Business News Industry People Featured

By Andy Malt | Posted on Tuesday, June 1, 2021

UK Music has released new statistics dividing the UK music workforce into ethnic groups. He found that the representation of black, Asian and other ethnic minorities has been strengthened at almost all levels, especially at the entry level. However, in managerial positions, employees are still disproportionately large.

Data shows that 12.6% of those surveyed at entry level identified themselves as black, but this dropped by almost half to 6.4% at the top level. People who identify as Asian accounted for 6.8% at entry level, but 4% at senior level. And people who identified as being of mixed ethnicity accounted for 8.1% at entry level and 5.3% at senior level. Meanwhile, those who identified as white made up 65.4% of entry-level jobs and 80.1% of senior-level jobs.

“This data is really important as this is the first time that UK Music has divided different ethnic groups into black, Asian and mixed race subgroups – rather than using that outdated and disrespectful catch-all term ‘BAME'” , said Chairman of the UK Musical Diversity Working Group Ammo Talwar. “It shows the value of dropping the expression ‘BAME’ when talking about different communities because now we have a lot more clarity on the different ethnic groups that make up the music industry.”

“Our UK Musical Diversity Working Group has a clear strategy in our ten point plan which we hope will pave the way for other organizations and other sectors to embrace,” he continues. . “We are determined to make the urgent changes necessary to properly represent and support the communities and audiences we serve.”

UK Chief Music Officer Jamie Njoku-Goodwin adds: “I know how hard the industry works on equality, diversity and inclusion. These are challenges not only for the music industry, but for society as a whole. In order for our business to reflect modern Britain and our audiences, we must continue to strive to ensure diversity at all levels and in all sectors of our industry ”.

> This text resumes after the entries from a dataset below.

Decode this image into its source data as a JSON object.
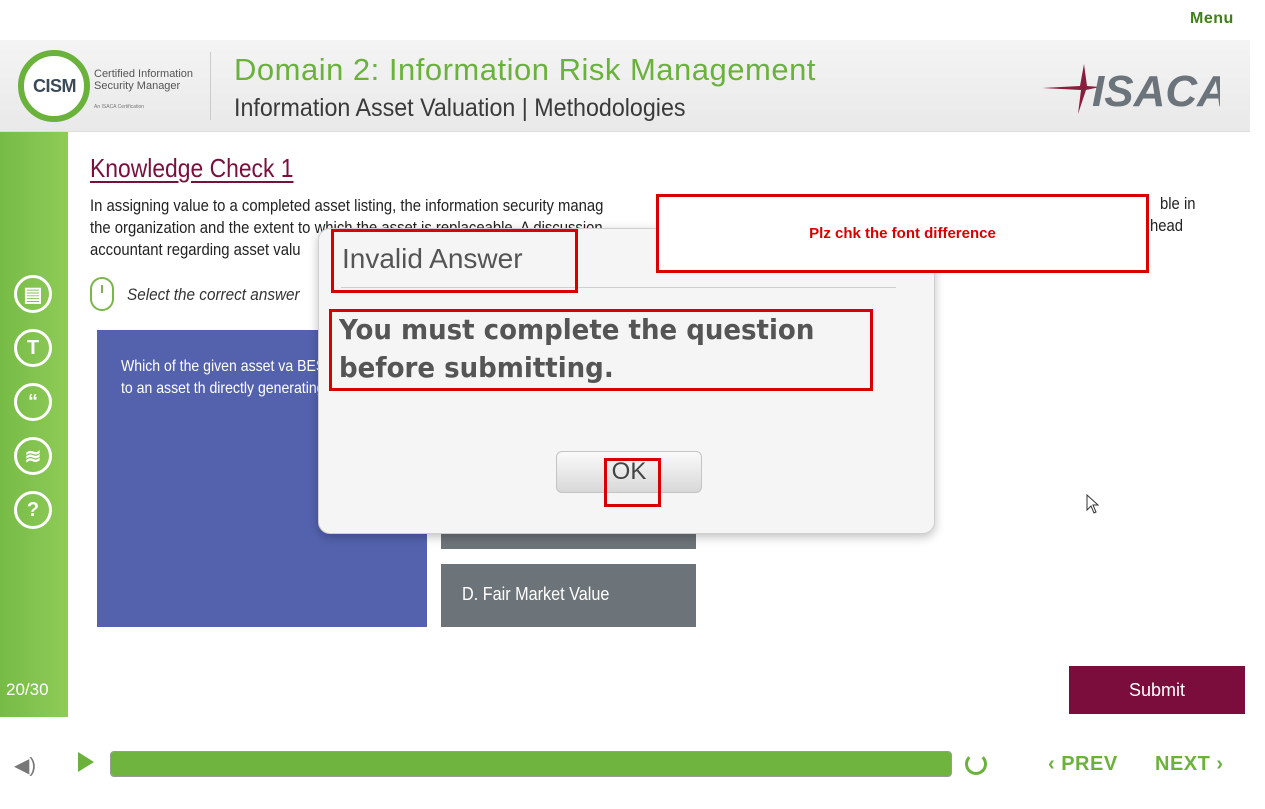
{
  "menu": {
    "label": "Menu"
  },
  "header": {
    "logo_text": "CISM",
    "logo_subtitle": "Certified Information Security Manager",
    "logo_tagline": "An ISACA Certification",
    "domain_title": "Domain 2: Information Risk Management",
    "subtitle": "Information Asset Valuation | Methodologies",
    "brand": "ISACA"
  },
  "sidebar": {
    "buttons": [
      {
        "name": "document-icon",
        "glyph": "▤"
      },
      {
        "name": "glossary-icon",
        "glyph": "T"
      },
      {
        "name": "quote-icon",
        "glyph": "“"
      },
      {
        "name": "layers-icon",
        "glyph": "≋"
      },
      {
        "name": "help-icon",
        "glyph": "?"
      }
    ],
    "page_count": "20/30"
  },
  "content": {
    "title": "Knowledge Check 1",
    "question_lines": [
      "In assigning value to a completed asset listing, the information security manag",
      "the organization and the extent to which the asset is replaceable. A discussion",
      "accountant regarding asset valu"
    ],
    "question_tail": [
      "ble in",
      "head"
    ],
    "instruction": "Select the correct answer",
    "card_text": "Which of the given asset va BEST applied to an asset th directly generating revenue",
    "options": [
      {
        "label": ""
      },
      {
        "label": "D.  Fair Market Value"
      }
    ],
    "submit_label": "Submit"
  },
  "dialog": {
    "title": "Invalid Answer",
    "message": "You must complete the question before submitting.",
    "ok_label": "OK"
  },
  "annotation": {
    "note": "Plz chk the font difference",
    "color": "#d80000"
  },
  "footer": {
    "progress_percent": 100,
    "prev_label": "PREV",
    "next_label": "NEXT"
  },
  "colors": {
    "accent_green": "#6ab23c",
    "maroon": "#7b0d3d",
    "card_blue": "#5462ae",
    "option_gray": "#6d7479"
  }
}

The abandonment of the terms ‘BAME’ and ‘urban’ in the music industry was the first point of UK Music’s ten point plan to improve diversity which was mentioned there by Talwar and which was released in August. latest. See the full plan here.



MORE ABOUT: British Music




Source link